Cookies allowed websites to remember users, track sessions, and store preferences which would bring a more personalised web experience. Advertisers soon used cookies to display ads based on users’ browsing history and product views.

Over time, the collection of personalised data led to a surge in targeted ads. As social media platforms grew, they leveraged user profile information and behaviour to deliver highly targeted ads based on interests, actions, and connections.

Eventually, with machine learning algorithms predicting user behaviour and preferences, social media platforms became personalisation engines, delivering highly customised ads by continuously learning from user interactions and adapting in real time.

The EU’s problem

The EU has several issues with personalised ads. These ads often depend on collecting and processing large amounts of personal data, which can infringe on privacy rights by tracking and profiling users without explicit consent.

Personalised ads often depend on collecting and processing large amounts of personal data, which can infringe on privacy rights by tracking and profiling users without explicit consent.

The General Data Protection Regulation (GDPR) in the EU sets strict rules on data collection, storage, and usage. GDPR mandates that users must provide informed consent for their data to be used in personalised ads. However, many companies use unclear or misleading consent forms, making it hard for users to understand just what they’re agreeing to.

The dominance of a few large tech companies in the digital advertising market such as Meta, but also Google, control vast amounts of data and can leverage it to maintain and strengthen their market positions, which can stifle competition and innovation.

In response to EU’s regulatory changes, Meta created its “Subscription for No Ads” model where users of Facebook and Instagram in the EU are given a choice between two options: paying a monthly subscription fee for an ad-free experience or using the services for free with personalised ads.

Commoditization of privacy

With the pay or consent model, those who can afford to pay for an ad-free experience gain privacy, while those who cannot are subjected to data collection and targeted ads.

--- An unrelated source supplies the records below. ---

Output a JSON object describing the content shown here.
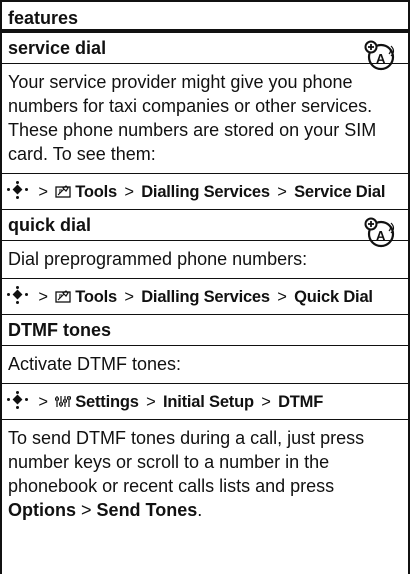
{
  "header": {
    "title": "features"
  },
  "sections": {
    "service_dial": {
      "title": "service dial",
      "description": "Your service provider might give you phone numbers for taxi companies or other services. These phone numbers are stored on your SIM card. To see them:",
      "path": {
        "gt1": ">",
        "item1": "Tools",
        "gt2": ">",
        "item2": "Dialling Services",
        "gt3": ">",
        "item3": "Service Dial"
      },
      "network_icon": "network-dependent-icon"
    },
    "quick_dial": {
      "title": "quick dial",
      "description": "Dial preprogrammed phone numbers:",
      "path": {
        "gt1": ">",
        "item1": "Tools",
        "gt2": ">",
        "item2": "Dialling Services",
        "gt3": ">",
        "item3": "Quick Dial"
      },
      "network_icon": "network-dependent-icon"
    },
    "dtmf": {
      "title": "DTMF tones",
      "description": "Activate DTMF tones:",
      "path": {
        "gt1": ">",
        "item1": "Settings",
        "gt2": ">",
        "item2": "Initial Setup",
        "gt3": ">",
        "item3": "DTMF"
      },
      "note_text": "To send DTMF tones during a call, just press number keys or scroll to a number in the phonebook or recent calls lists and press",
      "note_options": "Options",
      "note_gt": ">",
      "note_send": "Send Tones",
      "note_end": "."
    }
  }
}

This creates a tiered system where privacy becomes a commodity available primarily to those with higher economic means.

With Meta's pay or consent model, those who can afford to pay for an ad-free experience gain privacy, while those who cannot are subjected to data collection and targeted ads (Reauters)

With this, the model could exacerbate the digital divide, where wealthier users can afford a premium experience, while economically disadvantaged users have to endure the negative aspects of ad-driven platforms such as closer monitoring of their behaviour. This could lead to unequal access to digital resources and benefits.

Targeted ads are designed to influence and manipulate user behaviour. With the pay or consent model, the level of manipulation depends on the ability of individuals to pay. This can have broader societal implications, particularly if less wealthy populations are more heavily targeted by certain types of advertising such as predatory lending or unhealthy food.

Impact on digital advertising

The EU’s decision could impact the digital advertising industry. If enforced, it would limit the ability of gatekeepers like Meta to use personal data for ad personalisation.

This could lead to a shift towards less personalised, broader-targeted advertising strategies which would potentially reduce the effectiveness and profitability of digital ads. Advertisers might need to adapt by finding new ways to reach and engage audiences without relying on extensive personal data.

Nonetheless, the advertising industry has proven to be highly-adaptive. It can find new ways to optimise campaigns under new regulations. One potential avenue is to go back to user targeting based on the content being consumed rather than personal data.

Furthermore, advancements in AI and machine learning can help improve the precision of less personalised ads by analysing patterns and trends without relying heavily on personal data.

In any case, it is difficult to imagine whether this could ever reach the same precision of targeted advertising based on the information we continue to share through our online profiles and our digital footprints.

TRT World